Over 7 million IRAs recordkept by Fidelity were analyzed to determine the average contribution rates. Findings from the analysis suggest that investors age 50 or older continue to save the most in both traditional and Roth IRAs. Researchers also note that younger investors, most notably those between the ages of 20 and 49, continue posting strong annual increases in average IRA contributions. The assessment matches other recent research predicting total IRA assets could top $9 trillion by 2018 (see “IRAs Could Hit $9T by 2018”).
According to the Fidelity analysis, younger investors seem to favor the advantage of the potential tax-free withdrawals made possible through Roth IRAs, which allow workers to contribute after-tax dollars. Older investors are also using the Roth IRA savings vehicle once they hit age 70½ and can no longer contribute to a traditional IRA, Fidelity says.
Across all age groups, average IRA balances reached $89,100 by year-end 2013. This approximately 10% year-over-year increase appears to be balanced across all age groups, Fidelity says. The strong growth, due in part to increasing contributions, also relied heavily on recent market gains and could signal equity overweighting and excess risk are likely in IRA portfolios that are not regularly rebalanced (see “Equity Overweighting Likely as 401(k)s See Record Balances”).

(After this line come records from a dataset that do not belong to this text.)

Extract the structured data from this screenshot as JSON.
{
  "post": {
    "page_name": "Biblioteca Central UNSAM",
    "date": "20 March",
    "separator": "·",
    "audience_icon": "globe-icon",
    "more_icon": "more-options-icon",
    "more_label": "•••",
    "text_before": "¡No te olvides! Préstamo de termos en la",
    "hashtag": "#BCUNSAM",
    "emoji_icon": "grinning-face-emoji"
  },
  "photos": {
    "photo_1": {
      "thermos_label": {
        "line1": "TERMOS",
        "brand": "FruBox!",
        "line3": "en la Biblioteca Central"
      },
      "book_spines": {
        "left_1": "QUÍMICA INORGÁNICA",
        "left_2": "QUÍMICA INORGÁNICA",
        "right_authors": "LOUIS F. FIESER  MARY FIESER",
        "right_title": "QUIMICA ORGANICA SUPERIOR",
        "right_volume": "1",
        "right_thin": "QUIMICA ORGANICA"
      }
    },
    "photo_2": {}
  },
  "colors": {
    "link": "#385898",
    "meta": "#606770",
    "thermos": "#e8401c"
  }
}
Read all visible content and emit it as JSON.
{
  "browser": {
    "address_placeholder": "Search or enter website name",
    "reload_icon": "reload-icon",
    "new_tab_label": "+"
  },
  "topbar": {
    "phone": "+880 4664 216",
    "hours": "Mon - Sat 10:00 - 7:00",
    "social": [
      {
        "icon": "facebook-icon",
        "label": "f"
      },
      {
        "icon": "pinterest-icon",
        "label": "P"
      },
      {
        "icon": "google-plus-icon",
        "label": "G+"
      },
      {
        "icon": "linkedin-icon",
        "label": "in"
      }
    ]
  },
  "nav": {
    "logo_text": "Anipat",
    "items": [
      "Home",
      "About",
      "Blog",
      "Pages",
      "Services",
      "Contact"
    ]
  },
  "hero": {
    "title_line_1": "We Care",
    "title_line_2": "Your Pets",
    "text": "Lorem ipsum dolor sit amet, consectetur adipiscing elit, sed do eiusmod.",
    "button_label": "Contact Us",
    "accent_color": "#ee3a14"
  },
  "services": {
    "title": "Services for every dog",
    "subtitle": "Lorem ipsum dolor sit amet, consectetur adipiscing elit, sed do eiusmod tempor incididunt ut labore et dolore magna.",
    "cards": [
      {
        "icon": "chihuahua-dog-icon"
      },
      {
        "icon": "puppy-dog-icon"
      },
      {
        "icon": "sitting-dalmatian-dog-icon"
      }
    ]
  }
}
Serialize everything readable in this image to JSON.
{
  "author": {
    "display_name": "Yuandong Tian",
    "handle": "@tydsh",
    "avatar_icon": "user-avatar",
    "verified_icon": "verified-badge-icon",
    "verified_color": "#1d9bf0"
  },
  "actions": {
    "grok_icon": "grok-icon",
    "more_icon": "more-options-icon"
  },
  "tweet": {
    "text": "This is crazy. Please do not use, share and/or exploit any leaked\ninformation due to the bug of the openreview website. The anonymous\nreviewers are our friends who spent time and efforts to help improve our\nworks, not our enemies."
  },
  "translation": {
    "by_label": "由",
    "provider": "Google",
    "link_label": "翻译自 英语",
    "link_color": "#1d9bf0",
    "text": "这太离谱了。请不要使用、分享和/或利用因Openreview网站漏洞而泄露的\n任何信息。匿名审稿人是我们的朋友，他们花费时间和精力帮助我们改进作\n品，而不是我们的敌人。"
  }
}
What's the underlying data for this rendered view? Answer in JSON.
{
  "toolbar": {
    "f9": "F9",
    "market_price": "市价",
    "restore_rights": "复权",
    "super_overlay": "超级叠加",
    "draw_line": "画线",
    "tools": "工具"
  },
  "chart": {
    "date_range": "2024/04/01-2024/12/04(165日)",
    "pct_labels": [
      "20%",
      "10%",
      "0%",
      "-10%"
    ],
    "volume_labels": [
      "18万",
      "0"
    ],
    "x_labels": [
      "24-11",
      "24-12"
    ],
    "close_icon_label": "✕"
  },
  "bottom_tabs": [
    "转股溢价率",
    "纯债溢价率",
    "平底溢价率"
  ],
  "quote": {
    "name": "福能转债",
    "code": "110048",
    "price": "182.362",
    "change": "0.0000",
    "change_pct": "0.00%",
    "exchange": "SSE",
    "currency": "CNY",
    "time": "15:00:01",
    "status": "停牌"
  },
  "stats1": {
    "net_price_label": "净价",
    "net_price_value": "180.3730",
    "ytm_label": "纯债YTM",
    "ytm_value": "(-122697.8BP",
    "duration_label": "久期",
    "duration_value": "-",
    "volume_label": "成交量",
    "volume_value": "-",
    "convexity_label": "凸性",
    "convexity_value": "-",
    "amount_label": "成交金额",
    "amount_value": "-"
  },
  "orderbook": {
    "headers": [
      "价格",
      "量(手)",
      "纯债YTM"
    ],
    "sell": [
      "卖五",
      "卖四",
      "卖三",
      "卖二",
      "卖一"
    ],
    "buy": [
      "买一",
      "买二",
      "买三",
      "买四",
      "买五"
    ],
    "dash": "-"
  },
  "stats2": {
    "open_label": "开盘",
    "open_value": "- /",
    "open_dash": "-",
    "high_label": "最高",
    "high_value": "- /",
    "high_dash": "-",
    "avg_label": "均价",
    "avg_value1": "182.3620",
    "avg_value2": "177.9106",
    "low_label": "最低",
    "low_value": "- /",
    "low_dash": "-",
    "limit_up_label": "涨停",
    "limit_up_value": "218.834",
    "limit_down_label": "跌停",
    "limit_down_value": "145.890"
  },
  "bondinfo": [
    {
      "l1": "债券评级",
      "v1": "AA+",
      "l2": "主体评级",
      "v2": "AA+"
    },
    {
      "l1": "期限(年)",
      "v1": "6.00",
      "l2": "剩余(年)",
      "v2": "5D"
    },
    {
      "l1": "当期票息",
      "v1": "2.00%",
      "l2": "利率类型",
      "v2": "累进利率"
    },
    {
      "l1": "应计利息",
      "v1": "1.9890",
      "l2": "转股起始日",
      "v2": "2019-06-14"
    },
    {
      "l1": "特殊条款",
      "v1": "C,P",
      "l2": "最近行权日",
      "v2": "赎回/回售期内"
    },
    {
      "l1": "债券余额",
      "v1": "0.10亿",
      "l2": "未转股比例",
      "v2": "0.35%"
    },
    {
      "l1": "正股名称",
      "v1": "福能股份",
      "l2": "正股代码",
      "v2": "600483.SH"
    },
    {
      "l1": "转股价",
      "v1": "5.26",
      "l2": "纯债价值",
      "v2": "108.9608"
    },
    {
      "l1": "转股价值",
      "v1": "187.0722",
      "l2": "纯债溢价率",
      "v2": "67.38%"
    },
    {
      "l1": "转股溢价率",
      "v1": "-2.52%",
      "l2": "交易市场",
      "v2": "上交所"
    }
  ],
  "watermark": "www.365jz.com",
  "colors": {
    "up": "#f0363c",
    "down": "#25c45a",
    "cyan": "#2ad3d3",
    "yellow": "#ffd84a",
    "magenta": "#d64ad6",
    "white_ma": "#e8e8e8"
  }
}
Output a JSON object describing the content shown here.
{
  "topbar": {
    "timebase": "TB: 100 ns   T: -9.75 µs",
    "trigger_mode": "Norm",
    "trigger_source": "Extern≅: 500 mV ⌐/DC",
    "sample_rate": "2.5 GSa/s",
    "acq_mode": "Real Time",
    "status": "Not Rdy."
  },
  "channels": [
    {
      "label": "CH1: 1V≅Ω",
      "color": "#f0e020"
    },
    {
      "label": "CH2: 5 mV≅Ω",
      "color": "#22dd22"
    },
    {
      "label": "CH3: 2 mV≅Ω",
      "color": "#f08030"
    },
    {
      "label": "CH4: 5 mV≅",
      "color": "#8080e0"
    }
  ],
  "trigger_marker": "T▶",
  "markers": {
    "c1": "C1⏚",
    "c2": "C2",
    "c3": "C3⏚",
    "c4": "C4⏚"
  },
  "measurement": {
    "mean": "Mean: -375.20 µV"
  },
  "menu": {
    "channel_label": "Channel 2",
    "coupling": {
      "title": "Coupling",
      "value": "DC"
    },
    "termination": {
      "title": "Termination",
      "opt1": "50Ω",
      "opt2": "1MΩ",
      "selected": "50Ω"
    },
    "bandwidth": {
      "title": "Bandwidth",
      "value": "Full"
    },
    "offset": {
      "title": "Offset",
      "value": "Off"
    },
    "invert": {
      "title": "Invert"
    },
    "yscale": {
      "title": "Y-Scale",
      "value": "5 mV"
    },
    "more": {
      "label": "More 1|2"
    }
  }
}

“Annual contributions, along with age-appropriate asset allocation strategies, play key roles in building a strong foundation for retirement,” explains Ken Hevert, vice president of Fidelity Investments.
Hevert says the analysis reveals that saving more, paying off debt and spending less were the top three objectives of current IRA holders. He says this is a positive trend in the right direction for both younger and older participants investing for retirement.
“The fact that IRA contributions are up across all age groups is a positive indication that many people are indeed committed to saving for retirement by putting at least a portion of what they earn into tax-advantaged vehicles such as an IRA,” Hevert adds.